Strokes of genius?: Phelps abandons his strong events to improve weaknesses
Wednesday, July 20, 2005
COLLEGE PARK, Md. -- Michael Phelps is taking some time off from his relentless pursuit of first-place finishes, world records and Olympic medals.
After enjoying unprecedented success in the swimming pool last summer, Phelps has embarked on a new challenge: expanding his repertoire to include events that will test his versatility, conditioning and resolve.
At the world championships next week in Montreal, Phelps will compete in eight events, just as he did in the 2004 Summer Olympics.
But his workload won't be the same. He has replaced two of his world-record events, the 200-meter butterfly and 400 individual medley, with the 100-meter and 400 freestyles.
"I think it will make things interesting, keep me on my toes," Phelps said Monday, shortly after a workout at the University of Maryland.
Phelps set five individual world records at the 2003 world championships before capturing a record eight medals (six gold) at the 2004 Olympics. It's too early to start worrying about the 2008 Olympics in Beijing, so for now Phelps is going to have a little fun in the pool, even if it means finishing behind Australian Grant Hackett in the 400-meter freestyle.
"It's really easy for Michael to get bored with the 400 IM -- done that, been there," U.S. men's coach Dave Salo said. "Michael understands his legacy. I think he wants to go down in history as probably the greatest swimmer we've ever had in this country, if not the world. So he's willing to take on the top guys, and if he gets a bronze medal once in a while, he's OK with that because he can come back and do better."
If Phelps beats Hackett, great. If he doesn't, well, so be it.
"I think this is more of a learning year than anything else. Everything is really baby steps until Beijing," Phelps said. "Obviously, the big picture is three years from now."
By taking on new challenges, Phelps might be sacrificing a win or two at the world championships.
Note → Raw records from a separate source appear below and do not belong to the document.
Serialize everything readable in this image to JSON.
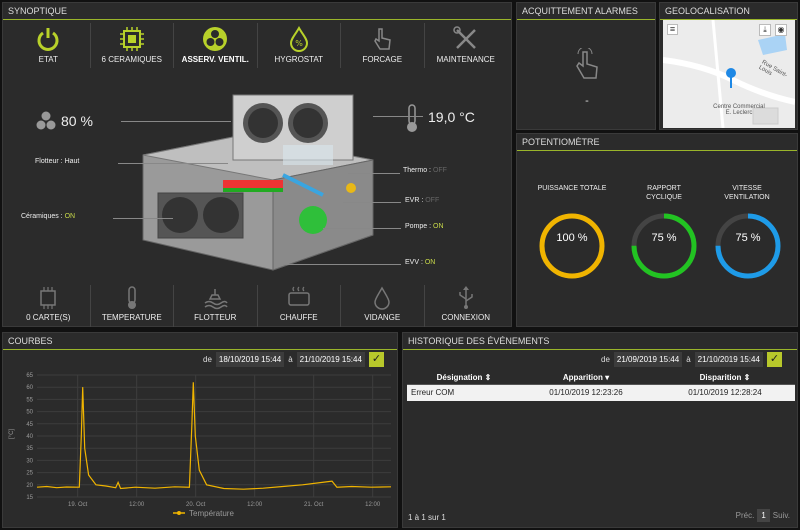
{
  "synoptique": {
    "title": "SYNOPTIQUE",
    "top_buttons": [
      {
        "label": "ETAT",
        "icon": "power-icon",
        "active": false
      },
      {
        "label": "6 CERAMIQUES",
        "icon": "chip-icon",
        "active": false
      },
      {
        "label": "ASSERV. VENTIL.",
        "icon": "fan-icon",
        "active": true
      },
      {
        "label": "HYGROSTAT",
        "icon": "humidity-drop-icon",
        "active": false
      },
      {
        "label": "FORCAGE",
        "icon": "hand-pointer-icon",
        "active": false
      },
      {
        "label": "MAINTENANCE",
        "icon": "tools-icon",
        "active": false
      }
    ],
    "bottom_buttons": [
      {
        "label": "0 CARTE(S)",
        "icon": "chip-icon"
      },
      {
        "label": "TEMPERATURE",
        "icon": "thermometer-icon"
      },
      {
        "label": "FLOTTEUR",
        "icon": "float-icon"
      },
      {
        "label": "CHAUFFE",
        "icon": "heater-icon"
      },
      {
        "label": "VIDANGE",
        "icon": "drop-icon"
      },
      {
        "label": "CONNEXION",
        "icon": "usb-icon"
      }
    ],
    "fan_speed": "80 %",
    "temperature": "19,0 °C",
    "flotteur_label": "Flotteur : Haut",
    "ceramiques_label": "Céramiques : ",
    "ceramiques_state": "ON",
    "thermo_label": "Thermo : ",
    "thermo_state": "OFF",
    "evr_label": "EVR : ",
    "evr_state": "OFF",
    "pompe_label": "Pompe : ",
    "pompe_state": "ON",
    "evv_label": "EVV : ",
    "evv_state": "ON"
  },
  "acquittement": {
    "title": "ACQUITTEMENT ALARMES",
    "value": "-"
  },
  "geolocalisation": {
    "title": "GEOLOCALISATION",
    "street": "Rue Saint-Louis",
    "place_line1": "Centre Commercial",
    "place_line2": "E. Leclerc"
  },
  "potentiometre": {
    "title": "POTENTIOMÈTRE",
    "gauges": [
      {
        "label": "PUISSANCE TOTALE",
        "value": "100 %",
        "percent": 100,
        "color": "#f0b400"
      },
      {
        "label": "RAPPORT CYCLIQUE",
        "value": "75 %",
        "percent": 75,
        "color": "#22c322"
      },
      {
        "label": "VITESSE VENTILATION",
        "value": "75 %",
        "percent": 75,
        "color": "#1e9be8"
      }
    ]
  },
  "courbes": {
    "title": "COURBES",
    "de_label": "de",
    "a_label": "à",
    "date_from": "18/10/2019 15:44",
    "date_to": "21/10/2019 15:44",
    "y_ticks": [
      "65",
      "60",
      "55",
      "50",
      "45",
      "40",
      "35",
      "30",
      "25",
      "20",
      "15"
    ],
    "y_axis_label": "[°C]",
    "x_ticks": [
      "19. Oct",
      "12:00",
      "20. Oct",
      "12:00",
      "21. Oct",
      "12:00"
    ],
    "legend": "Température",
    "series_color": "#f0b400"
  },
  "historique": {
    "title": "HISTORIQUE DES ÉVÉNEMENTS",
    "de_label": "de",
    "a_label": "à",
    "date_from": "21/09/2019 15:44",
    "date_to": "21/10/2019 15:44",
    "columns": [
      "Désignation",
      "Apparition",
      "Disparition"
    ],
    "rows": [
      {
        "designation": "Erreur COM",
        "apparition": "01/10/2019 12:23:26",
        "disparition": "01/10/2019 12:28:24"
      }
    ],
    "footer": "1 à 1 sur 1",
    "prev": "Préc.",
    "page": "1",
    "next": "Suiv."
  }
}
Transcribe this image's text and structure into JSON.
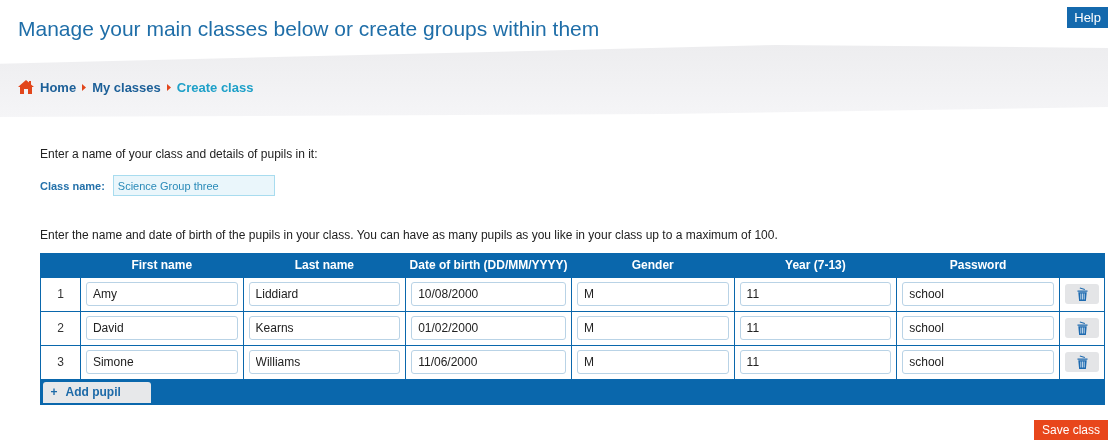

But ultimately, the United States' swimming program should benefit from his decision to broaden his workload.
Swimmers who figured their place on the 2008 Olympic squad was secure now face the prospect of being challenged by Phelps, who hinted that he just might try everything except breaststroke and the 1500 meter freestyle.
"What Michael does to U.S. Swimming is challenge the guys. It raises the bar," Salo said. "I think the rest of the world is slowly but surely catching up to Michael. Our own Americans have to say, if I want a shot at this I have to catch up to Michael, too."
Phelps' shuffled program at the world championships was devised by his longtime coach, Bob Bowman, assistant coach of the U.S. men's team.
"He's abandoned his super-duper events, but he's swimming as many events as he did in the Olympics," Bowman said. "I have put him at somewhat of a disadvantage because he's swimming some events in which he's hardly favored. Of course, everybody will still expect him to win. But I'm trying to look toward what his ultimate goals are, and see if we can make things happen that will help it along."
There isn't much left for Phelps to accomplish, except perhaps a suitable encore in Beijing.
"I never thought by the age of 20 I'd have eight Olympic medals and would be leading a dream come true, being a professional athlete doing something I love," Phelps said. "It's all fun. I'm having a blast doing it; I couldn't ask for anything more."